As Martin pushed open the door to the antique store, a bell jingled overhead. Donovan jumped to the side, overreacting to the sound.
"Quit it." Martin tried suppressing the anger in his voice, lowering it to a harsh whisper, but the old woman behind the count as well as two or three other people, patrons walking around the store, looked up and stared at them.
Self-conscious, Martin smiled and waved, hoping that would be enough to send the onlookers back to whatever it was they were doing before Donovan drunkenly stumbled into the store.
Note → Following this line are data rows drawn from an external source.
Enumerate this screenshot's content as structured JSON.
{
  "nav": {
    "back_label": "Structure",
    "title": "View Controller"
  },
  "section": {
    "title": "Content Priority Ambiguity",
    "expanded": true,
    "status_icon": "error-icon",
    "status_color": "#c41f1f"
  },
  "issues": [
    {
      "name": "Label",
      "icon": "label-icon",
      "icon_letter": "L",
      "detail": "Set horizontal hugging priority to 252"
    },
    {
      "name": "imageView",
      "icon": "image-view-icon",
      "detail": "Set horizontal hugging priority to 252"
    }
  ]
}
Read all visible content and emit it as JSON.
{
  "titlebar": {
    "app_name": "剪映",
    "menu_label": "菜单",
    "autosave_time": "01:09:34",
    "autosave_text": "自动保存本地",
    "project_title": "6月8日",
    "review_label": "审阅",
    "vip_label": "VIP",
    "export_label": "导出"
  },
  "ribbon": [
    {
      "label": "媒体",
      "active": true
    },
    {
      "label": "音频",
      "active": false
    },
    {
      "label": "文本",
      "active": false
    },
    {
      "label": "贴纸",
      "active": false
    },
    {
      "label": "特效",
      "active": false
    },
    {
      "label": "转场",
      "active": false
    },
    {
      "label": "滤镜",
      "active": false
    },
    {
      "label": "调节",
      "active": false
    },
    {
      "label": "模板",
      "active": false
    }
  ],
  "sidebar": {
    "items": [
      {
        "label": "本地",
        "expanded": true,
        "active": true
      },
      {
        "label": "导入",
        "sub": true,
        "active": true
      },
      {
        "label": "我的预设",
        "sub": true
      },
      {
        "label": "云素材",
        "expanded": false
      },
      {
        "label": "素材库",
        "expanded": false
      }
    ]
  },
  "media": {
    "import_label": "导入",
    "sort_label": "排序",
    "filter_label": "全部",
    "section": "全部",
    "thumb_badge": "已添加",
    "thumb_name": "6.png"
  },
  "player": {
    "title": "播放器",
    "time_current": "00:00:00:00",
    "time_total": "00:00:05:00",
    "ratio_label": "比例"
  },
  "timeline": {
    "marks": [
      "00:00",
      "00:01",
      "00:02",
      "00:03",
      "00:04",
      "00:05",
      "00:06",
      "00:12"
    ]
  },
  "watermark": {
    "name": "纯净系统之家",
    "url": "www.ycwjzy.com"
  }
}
If he could get Donovan to the bathroom and back to the car without causing a scene he'd give himself the night off and not worry about his friend's complete inability to maintain his own life.
In front of them, marking the walkway point between the front door and the cash register, was a circular display table covered in candy. Like a blooming flower, petals of rock candy, jaw-breakers, and a dozen other folksy candy that Martin had never seen sparkled under the store light. Donovan raced toward it, teetering back and forth like an uncoordinated child.
"Dee," Martin hissed, but the drunken oaf already had his hands in the jars, sifting through the jars of candy like he was searching for gold in a bucket of sand. "Let's go, Dee. We need to get back on the road."
"Hold on a minute, I want to get some of this?"
Martin looked up. The woman at the register was eyeing them again. "Fine. Hold on. Just... just stay here. And don't break anything."
Hurrying forward, Martin closed the distance between him and the register in five quick steps, making sure to position himself between the woman and his friend. If he did embarrass himself, he hoped at the very least, the woman with the power to throw them out wouldn't see it.
"Hi, ma'am. Would you happen to have a bathroom here?"
The old woman was thin. Her white hair cascaded down one side of her head, giving her a youthful look, almost vibrant look. This was all off set by the tight-lipped, sour expression she wore. She's probably been working this counter since she was eight, Martin realized with a growing sense of dread. How many drunk townies and tourists had she dealt with over the years? And here he was thinking his Richie Cunningham, "Sorry to bother you, Ma'am," voice would make a lick of difference.
Martin tried swallowing while he waited for the woman to answer. She crossed her arms in front of her chest and leaned to one side, peering over his shoulder. No sense in turning back now. Martin redoubled his efforts, expanding his grin until his cheeks hurt and leaning with her so to keep her blocked from whatever it was Donovan was getting into.
Your move, lady.
The woman's lips gave a slight twitch. A sign that after craning her neck as much as she could to see around him--despite his own shortness, Martin still stood a good three inches over the woman--she still couldn't make out what Donovan was doing. With a quick nod of her head, she indicated the bathroom was somewhere off to the side of the store, in the back.
While backing away from the counter, Martin chirped a quick, "Thanks," then, when he felt he had held the woman's gaze as long as possible, he turned and collected his friend.
As Donovan stumbled away from the table, his hand caught a jar of jelly beans and sent it tumbling to the floor. The jar smashed into floor, scattering glass and jelly beans